Especially for this Penguins team, a mix of elite superstars and young talent who are all constantly trying to get better and better each and every day.
“They watch a lot of video, really just on their own, it’s not mandated at all,” Saucier said. “But they all watch, they watch their shifts, they want to get better and having it immediately on the bench is huge. I think it’s helped a lot for especially our guys, the types of personalities and types of learners we have.”
That starts with Crosby, who’s known for his incredible work ethic. As Sullivan has said, Crosby isn’t as good as he is by accident.
“As long as I’ve been associated with this league I don’t know that I’ve been around a player that has the same work ethic as Sid does as far as that insatiable appetite to try to just get better and be the best,” Sullivan continued. “And I think that’s why he’s as good as he is.”

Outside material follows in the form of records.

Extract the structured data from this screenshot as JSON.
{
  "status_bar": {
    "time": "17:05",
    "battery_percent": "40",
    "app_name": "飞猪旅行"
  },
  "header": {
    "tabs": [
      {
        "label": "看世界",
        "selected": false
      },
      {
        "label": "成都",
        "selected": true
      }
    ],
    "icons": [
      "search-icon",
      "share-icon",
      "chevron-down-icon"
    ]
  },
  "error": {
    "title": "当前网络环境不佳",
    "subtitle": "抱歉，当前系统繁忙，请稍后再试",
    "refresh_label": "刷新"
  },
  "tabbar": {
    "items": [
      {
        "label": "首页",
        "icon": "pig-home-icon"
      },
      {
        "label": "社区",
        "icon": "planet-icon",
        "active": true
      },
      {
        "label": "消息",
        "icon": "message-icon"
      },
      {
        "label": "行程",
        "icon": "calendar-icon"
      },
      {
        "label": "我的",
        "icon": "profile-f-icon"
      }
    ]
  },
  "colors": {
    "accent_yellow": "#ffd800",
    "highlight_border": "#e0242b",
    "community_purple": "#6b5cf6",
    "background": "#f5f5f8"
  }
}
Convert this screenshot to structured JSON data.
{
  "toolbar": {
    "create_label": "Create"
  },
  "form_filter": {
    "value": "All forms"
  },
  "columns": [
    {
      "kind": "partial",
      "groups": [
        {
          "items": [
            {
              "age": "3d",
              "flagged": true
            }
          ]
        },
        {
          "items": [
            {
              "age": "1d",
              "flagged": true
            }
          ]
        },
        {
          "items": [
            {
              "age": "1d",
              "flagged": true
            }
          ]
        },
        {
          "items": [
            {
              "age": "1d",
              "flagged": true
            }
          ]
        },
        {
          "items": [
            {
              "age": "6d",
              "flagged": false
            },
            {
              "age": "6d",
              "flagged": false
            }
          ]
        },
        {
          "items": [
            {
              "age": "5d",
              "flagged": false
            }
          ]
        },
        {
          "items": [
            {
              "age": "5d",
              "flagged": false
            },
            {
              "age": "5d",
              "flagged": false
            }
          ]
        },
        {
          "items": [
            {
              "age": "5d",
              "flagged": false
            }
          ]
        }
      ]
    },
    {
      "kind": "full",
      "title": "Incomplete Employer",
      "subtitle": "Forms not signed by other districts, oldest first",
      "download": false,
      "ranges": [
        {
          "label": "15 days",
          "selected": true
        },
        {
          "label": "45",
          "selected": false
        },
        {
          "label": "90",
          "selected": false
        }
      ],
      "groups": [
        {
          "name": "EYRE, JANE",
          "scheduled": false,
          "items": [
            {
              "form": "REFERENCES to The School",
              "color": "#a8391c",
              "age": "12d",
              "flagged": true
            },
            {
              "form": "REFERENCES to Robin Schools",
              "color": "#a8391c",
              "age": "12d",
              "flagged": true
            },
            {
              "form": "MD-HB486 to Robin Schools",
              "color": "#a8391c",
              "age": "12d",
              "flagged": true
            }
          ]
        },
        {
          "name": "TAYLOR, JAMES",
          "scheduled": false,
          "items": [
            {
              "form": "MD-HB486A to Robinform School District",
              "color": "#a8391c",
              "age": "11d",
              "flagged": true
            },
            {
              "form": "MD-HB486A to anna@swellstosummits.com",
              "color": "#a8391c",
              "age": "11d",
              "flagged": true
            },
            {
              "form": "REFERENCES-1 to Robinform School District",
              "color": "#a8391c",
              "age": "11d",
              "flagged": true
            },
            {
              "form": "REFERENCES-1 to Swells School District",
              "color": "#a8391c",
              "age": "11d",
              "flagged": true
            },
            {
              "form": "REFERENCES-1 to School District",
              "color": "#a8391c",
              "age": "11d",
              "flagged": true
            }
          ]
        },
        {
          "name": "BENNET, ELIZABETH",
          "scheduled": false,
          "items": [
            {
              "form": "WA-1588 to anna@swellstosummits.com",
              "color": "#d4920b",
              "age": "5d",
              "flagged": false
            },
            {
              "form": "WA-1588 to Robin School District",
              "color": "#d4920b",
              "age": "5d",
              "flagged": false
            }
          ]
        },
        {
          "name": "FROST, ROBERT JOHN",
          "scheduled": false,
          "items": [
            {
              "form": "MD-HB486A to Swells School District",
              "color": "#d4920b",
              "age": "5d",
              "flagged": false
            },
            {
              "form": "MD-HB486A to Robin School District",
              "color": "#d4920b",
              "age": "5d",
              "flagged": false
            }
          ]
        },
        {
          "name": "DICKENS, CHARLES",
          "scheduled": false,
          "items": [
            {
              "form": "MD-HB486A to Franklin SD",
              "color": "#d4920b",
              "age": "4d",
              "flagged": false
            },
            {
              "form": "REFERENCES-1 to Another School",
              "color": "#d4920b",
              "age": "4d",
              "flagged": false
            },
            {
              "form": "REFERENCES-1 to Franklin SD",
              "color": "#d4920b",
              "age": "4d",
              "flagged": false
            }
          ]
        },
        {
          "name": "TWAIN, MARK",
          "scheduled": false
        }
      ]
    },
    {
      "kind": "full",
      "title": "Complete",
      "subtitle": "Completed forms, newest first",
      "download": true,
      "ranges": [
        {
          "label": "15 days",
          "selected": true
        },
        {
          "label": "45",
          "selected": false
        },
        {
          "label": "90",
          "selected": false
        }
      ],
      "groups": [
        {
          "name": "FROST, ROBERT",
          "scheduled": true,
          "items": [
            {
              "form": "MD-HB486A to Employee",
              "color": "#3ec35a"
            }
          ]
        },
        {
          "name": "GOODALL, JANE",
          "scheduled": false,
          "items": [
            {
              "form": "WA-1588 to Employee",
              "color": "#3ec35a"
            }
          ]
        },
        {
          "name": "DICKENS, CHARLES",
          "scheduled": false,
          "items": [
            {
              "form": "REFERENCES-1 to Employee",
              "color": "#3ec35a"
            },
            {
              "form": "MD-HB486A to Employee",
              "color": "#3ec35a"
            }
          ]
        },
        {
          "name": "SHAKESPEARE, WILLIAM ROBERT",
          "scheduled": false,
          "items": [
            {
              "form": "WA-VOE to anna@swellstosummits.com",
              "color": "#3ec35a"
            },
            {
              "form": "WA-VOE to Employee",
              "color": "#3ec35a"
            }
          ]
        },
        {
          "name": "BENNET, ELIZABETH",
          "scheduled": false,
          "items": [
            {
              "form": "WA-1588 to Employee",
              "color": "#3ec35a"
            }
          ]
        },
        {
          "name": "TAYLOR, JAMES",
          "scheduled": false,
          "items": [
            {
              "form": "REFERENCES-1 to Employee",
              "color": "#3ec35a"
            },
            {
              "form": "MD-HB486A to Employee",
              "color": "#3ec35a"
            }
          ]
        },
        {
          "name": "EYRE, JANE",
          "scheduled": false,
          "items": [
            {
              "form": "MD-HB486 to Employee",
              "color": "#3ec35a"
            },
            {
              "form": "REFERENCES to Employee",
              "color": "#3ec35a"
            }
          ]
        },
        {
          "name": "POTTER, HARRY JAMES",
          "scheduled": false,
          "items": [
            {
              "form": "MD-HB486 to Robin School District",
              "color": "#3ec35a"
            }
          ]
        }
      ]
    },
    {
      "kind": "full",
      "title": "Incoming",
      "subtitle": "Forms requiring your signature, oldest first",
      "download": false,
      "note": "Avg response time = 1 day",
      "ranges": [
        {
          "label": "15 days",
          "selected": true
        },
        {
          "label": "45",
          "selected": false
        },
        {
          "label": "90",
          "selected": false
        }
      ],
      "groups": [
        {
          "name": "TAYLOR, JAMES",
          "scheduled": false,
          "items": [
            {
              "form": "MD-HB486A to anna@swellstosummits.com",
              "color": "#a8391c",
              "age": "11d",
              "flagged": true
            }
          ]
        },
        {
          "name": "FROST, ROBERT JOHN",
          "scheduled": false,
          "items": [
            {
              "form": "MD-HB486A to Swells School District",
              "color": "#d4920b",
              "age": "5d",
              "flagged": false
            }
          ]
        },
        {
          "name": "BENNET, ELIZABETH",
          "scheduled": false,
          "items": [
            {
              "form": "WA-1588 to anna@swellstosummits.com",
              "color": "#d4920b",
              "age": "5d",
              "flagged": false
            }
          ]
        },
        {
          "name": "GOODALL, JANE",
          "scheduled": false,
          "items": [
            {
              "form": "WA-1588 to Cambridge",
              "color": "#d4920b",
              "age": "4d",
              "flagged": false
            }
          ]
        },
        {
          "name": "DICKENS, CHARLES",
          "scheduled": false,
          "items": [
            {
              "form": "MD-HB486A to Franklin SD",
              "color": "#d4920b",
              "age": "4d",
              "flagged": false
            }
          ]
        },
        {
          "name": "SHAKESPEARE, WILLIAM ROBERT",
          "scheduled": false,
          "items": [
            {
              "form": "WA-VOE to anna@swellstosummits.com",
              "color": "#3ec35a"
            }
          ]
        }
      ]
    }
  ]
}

Crosby thinks the game on another level, so he usually knows exactly when everything happened on the ice, and it doesn’t take him long for him to find what he’s looking for. At that point, he can look at the play and make his own adjustments, or have a visual tool to help explain to his teammates how to handle a certain situation.
“I think before, you’d have to wait till the end of the period,” Crosby said. “You’d go over the power play, you might not adjust or you might not see something because you don’t get a chance to really sit down and look at it for a period or so. So it’s nice to not necessarily waste time, but that you can look at it quickly and maybe adjust a little bit more on the fly than you typically would.”
But Crosby pointed out that it’s important not to get overly reliant on the iPads.
“I think sometimes it can be too much, too,” he said. “You don’t want to get caught. The game’s not static where you can just lay everything out the way you want to. But it’s nice to be able to look at that stuff sometimes. I think just knowing that the game is pretty free-flowing, a lot of things happen out there, but it’s a nice tool to have when you need it.”